To be stronger, I need to run, a lot. My plan is devised by Bryon Powell (a top Leadville finisher) from his book ‘Relentless Forward Progress‘. My maximum weekly mileage is 85. I’ve read other athlete’s blogs that state 100, 150, even 200! Like the 99% of ultra runners, I do have a job to pay the bills and just don’t want to go up to the 100 weekly mileage (not yet at least). I fully believe in ‘training smarter is better than training harder’.
This is why back-to-back workouts are key for me. Just like training for a marathon, the one workout you should never miss is the long run, I cannot afford to miss my back-to-backs for 100 mile training.
I use my weekends to crank out these two workouts. While most people, look forward to a friday night out, I’m busy researching new trails to explore and getting my clothes and gels ready. My weekend mileage is anywhere between 30-50 miles.
On June 23, I decided to do my biggest back-to-back yet. I boarded the 7:50am train out of Grand Central heading to Manitou train station just north of Bear Mountain. I had researched a point to point route along the famous Appalachian Trail totaling 26 miles ending at Tuxedo train station. It would be a true mountain trail test with technical ascents and descents.
I had a great time, even flying solo. I saw bears (OK they were in the zoo, but still), wild deer and other animals all day long plus of course magnificent views along the famous single track trail. From the top of Bear, you can see the Manhattan skyline about 60 miles south.
Let me be the first to say, trail running alone is not recommended. Not only did I get lost to add-on 3 miles but I also ran out of water before I hit the main road back to civilization. My sugar supplies were never an issue (my backpack can feed a Halloween party) but dehydration in the middle of nowhere would have been no joke. As promised, a huge thank you to hikers Alan and Chu for topping up my water bottle. Alan was lugging a 5 liter bottle in his backpack and happy to share with an independent explorer like me.
Due to the terrain and stopping to take more photos than I planned, my 29 miles took 7-1/2 hours. It also felt like a 40 mile road run due to the extra output required to go up and down mountain trails all day. My glucose control started perfect at 169 and ended perfect at 145. I was fighting a few early on-set hypo’s throughout the run though, most likely due to the heat.
I finished at 4:30pm at train station #2. It was hot and i was spent. I refueled with whatever my body could handle. That happened to be not much; a pop ice to cool down, some chips and a cereal bar along with lots more water on board. Onto the bus i got (the train got cancelled!), took a quick nap and I was back in my manic city. I was now on a tight schedule for round 2; pacing duties for my good friend Keila on her NYC 100 mile race put on by running legend Phil McCarthy. I was to pace the last 18 miles from Brighton Beach, Brooklyn into Times Square.
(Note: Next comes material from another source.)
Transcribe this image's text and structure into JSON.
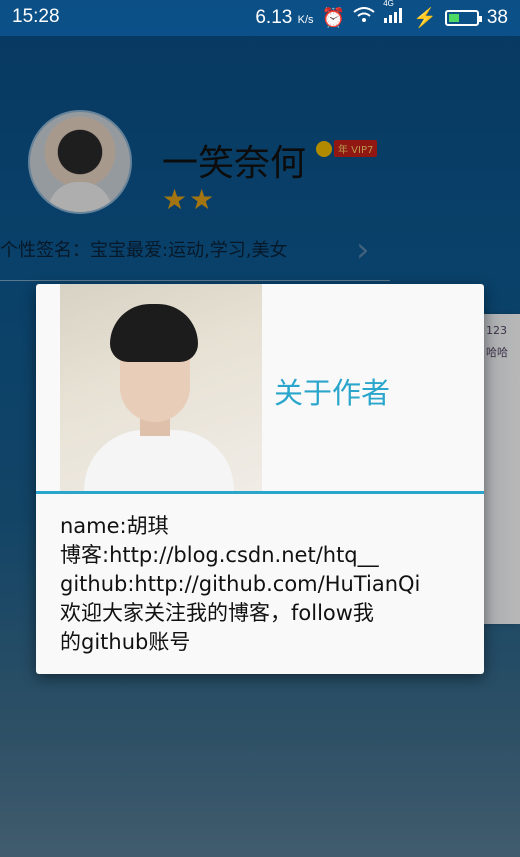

Home for a shower, change of lycra and a recharge of my Garmin and back out. I grabbed two slices of pizza and headed south via the subway. Dinner time had never been so public! I met my friends at the beach and waited for Keila to arrive with pacer Beck. I had heard she was doing awesome all day via text updates. It was better than anyone had expected, first place by the time Mike, Alisa and myself all jumped in to pace her at mile 83 at 10pm. My sugar was 219 at this point. I had been chomping on some local fruit waiting for her at Brighton Beach and had under calculated the carbs slightly. I took my handheld 20oz bottle of Gatorade, poured half away and added water due to my blood sugar. Let’s roll.
At mile 90, we stopped for a change of shoes and a general refuel. 2nd place Michael Samuels came through and kept on going. At mile 97, I had to stop in desperate need of some sugar. I had miscalculated how much glucose I would need for the last ten miles; I was running mile 45 of my day so it was getting tricky to keep the levels in the right zone (150-200). At 2am in NYC this was not going to be a problem though. I grabbed a Coke from the nearest street vendor and within a few minutes felt better. I laughed at myself for getting dropped by Keila who had been running for 97 miles.
I picked up the pace as I didn’t want to miss the big finish. I saw second place ahead but this time it wasn’t her. My eyes lit up just as they had done a few weeks earlier in my own race when I saw the top 3 in sight. I ran as fast as I could to catch up with the once again first place speedster. The last mile up Broadway into Times Square was a fantastic experience. Keila sprinted into the bright lights of Times Square and won the race which had a lot of impressive local ultra runners in it.
Far less important, I had logged another back-to-back (it could be argued it was a double as well due to no sleep in between) but 46 training miles over 16 hours into the early hours of Sunday counts. Roll on next weekend if you are anything like this one. Congratulations to the champ 160Keila.